Narrative seems to have gone out of fashion. It doesn’t seem to be taught, and no one seems to really get what it is. So let’s make it easy.
Merriam-Webster gives us the root for narrative/narrating as the “Latin narratus, past participle of narrare, from Latin gnarus knowing; akin to Latin gnoscere, noscere to know.”
This means it’s basically the author telling the reader the information the author knows, which the reader also needs to know. And now you ask, what does the reader need to know, and when does the reader need it, and how much does the reader need. This is where narrative becomes an art.
There is no exact formula for what is enough telling. However, readers always need to know:
– Where are we? (Place and world – the reader needs to be placed into the scene, otherwise it’s confusing to the reader. Do not throw your readers into the deep end without giving them some help.)
– When are we? (What’s the era, the time of the year, the month, the day, the hour? We need everything that helps the reader settle into the scene as if this moment in time really exists.)
– Who is here? (An introduction to the characters, particularly to the main characters for that scene, and for the story.)
– Why are we were? (This doesn’t have to be greatly detailed information, but you need enough details to make a reader care. Think of it this way—too little and you starve the reader’s imagination; too much and the reader quickly fills up and drops the book down.)
All this needs to be woven together, stitched in with careful threads, not dumped on the reader in big clumps. Or, to put it another way, feed the reader your telling—your narrative—with a teaspoon, not a soup bowl.
Good narrative does a lot of things for you:
– It condenses information, which helps keep the pace of the story moving forward.
– It weaves in backstory and plot exposition, so you don’t have to have huge info dumps.
– It allows touches of your author voice to add atmosphere and mood to a story.
– It allows you, the author, to set the scene for the reader, thereby setting expectations about the story—you’re basically setting up the reader to enjoy the story (and not have to work too hard).
Bad narrative also does a lot of things for you, but worst of all, poor narrative is awkward, verbose and tends to make a reader put down the book.
So how do you know if your narrative—your story telling—is working?
– Have someone else read the story—and just have them make an X on the page every time their attention starts to wander. That’s a place where the telling is probably getting to overload.
– Look at the balance of action (showing) to telling—go through with a colored marker and make sure you’re not telling too much.
– Use the story telling to move into and out of scenes (for transitions). Within a scene, cut the telling and only show your characters in action.
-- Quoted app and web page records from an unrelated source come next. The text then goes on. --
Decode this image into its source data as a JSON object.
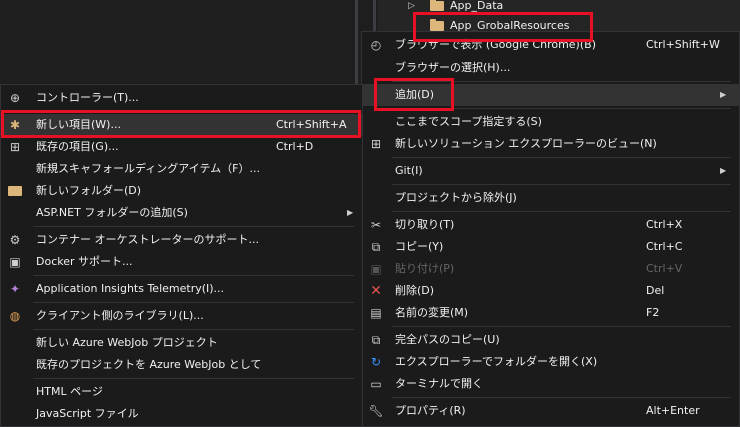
{
  "explorer": {
    "items": [
      {
        "label": "App_Data",
        "expandable": true
      },
      {
        "label": "App_GrobalResources",
        "expandable": false
      }
    ]
  },
  "context_menu": {
    "items": [
      {
        "label": "ブラウザーで表示 (Google Chrome)(B)",
        "shortcut": "Ctrl+Shift+W",
        "icon": "browser-view-icon"
      },
      {
        "label": "ブラウザーの選択(H)...",
        "shortcut": ""
      },
      {
        "label": "追加(D)",
        "submenu": "▶"
      },
      {
        "label": "ここまでスコープ指定する(S)",
        "shortcut": ""
      },
      {
        "label": "新しいソリューション エクスプローラーのビュー(N)",
        "icon": "new-explorer-view-icon"
      },
      {
        "label": "Git(I)",
        "submenu": "▶"
      },
      {
        "label": "プロジェクトから除外(J)"
      },
      {
        "label": "切り取り(T)",
        "shortcut": "Ctrl+X",
        "icon": "scissors-icon"
      },
      {
        "label": "コピー(Y)",
        "shortcut": "Ctrl+C",
        "icon": "copy-icon"
      },
      {
        "label": "貼り付け(P)",
        "shortcut": "Ctrl+V",
        "icon": "paste-icon",
        "disabled": true
      },
      {
        "label": "削除(D)",
        "shortcut": "Del",
        "icon": "delete-icon"
      },
      {
        "label": "名前の変更(M)",
        "shortcut": "F2",
        "icon": "rename-icon"
      },
      {
        "label": "完全パスのコピー(U)",
        "icon": "copy-path-icon"
      },
      {
        "label": "エクスプローラーでフォルダーを開く(X)",
        "icon": "open-folder-icon"
      },
      {
        "label": "ターミナルで開く",
        "icon": "terminal-icon"
      },
      {
        "label": "プロパティ(R)",
        "shortcut": "Alt+Enter",
        "icon": "wrench-icon"
      }
    ]
  },
  "add_submenu": {
    "items": [
      {
        "label": "コントローラー(T)...",
        "icon": "controller-icon"
      },
      {
        "label": "新しい項目(W)...",
        "shortcut": "Ctrl+Shift+A",
        "icon": "new-item-icon"
      },
      {
        "label": "既存の項目(G)...",
        "shortcut": "Ctrl+D",
        "icon": "existing-item-icon"
      },
      {
        "label": "新規スキャフォールディングアイテム（F）..."
      },
      {
        "label": "新しいフォルダー(D)",
        "icon": "new-folder-icon"
      },
      {
        "label": "ASP.NET フォルダーの追加(S)",
        "submenu": "▶"
      },
      {
        "label": "コンテナー オーケストレーターのサポート...",
        "icon": "container-icon"
      },
      {
        "label": "Docker サポート...",
        "icon": "docker-icon"
      },
      {
        "label": "Application Insights Telemetry(I)...",
        "icon": "insights-icon"
      },
      {
        "label": "クライアント側のライブラリ(L)...",
        "icon": "client-library-icon"
      },
      {
        "label": "新しい Azure WebJob プロジェクト"
      },
      {
        "label": "既存のプロジェクトを Azure WebJob として"
      },
      {
        "label": "HTML ページ"
      },
      {
        "label": "JavaScript ファイル"
      }
    ]
  },
  "colors": {
    "highlight_border": "#e81123",
    "menu_bg": "#1b1b1c",
    "folder": "#dcb67a",
    "delete": "#e05252",
    "accent_blue": "#3794ff"
  }
}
Only tell if you must to clarify action, intent, or motivations (and even then look for better ways to show this instead of tell).
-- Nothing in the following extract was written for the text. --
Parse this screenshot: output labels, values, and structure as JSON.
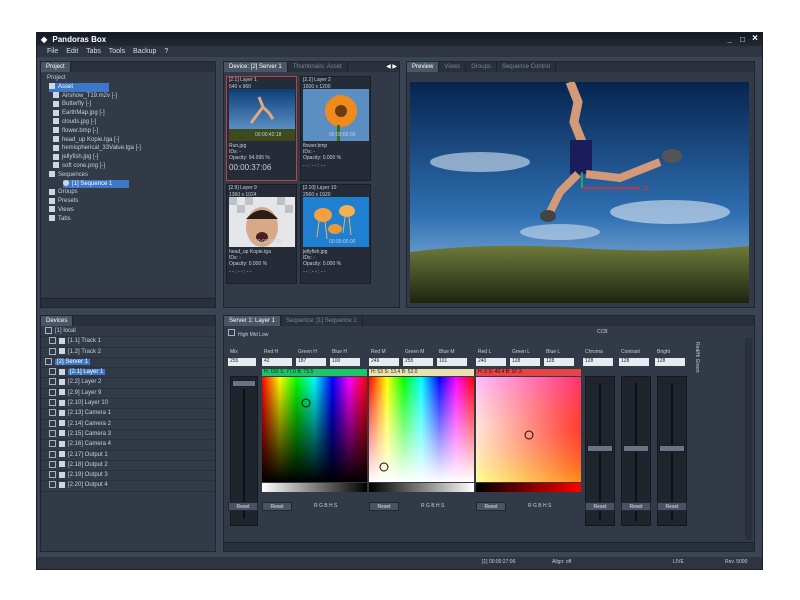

Most of all, if it works, don’t fix it. But if it doesn’t work, time to get back to edits to make the story work for the reader.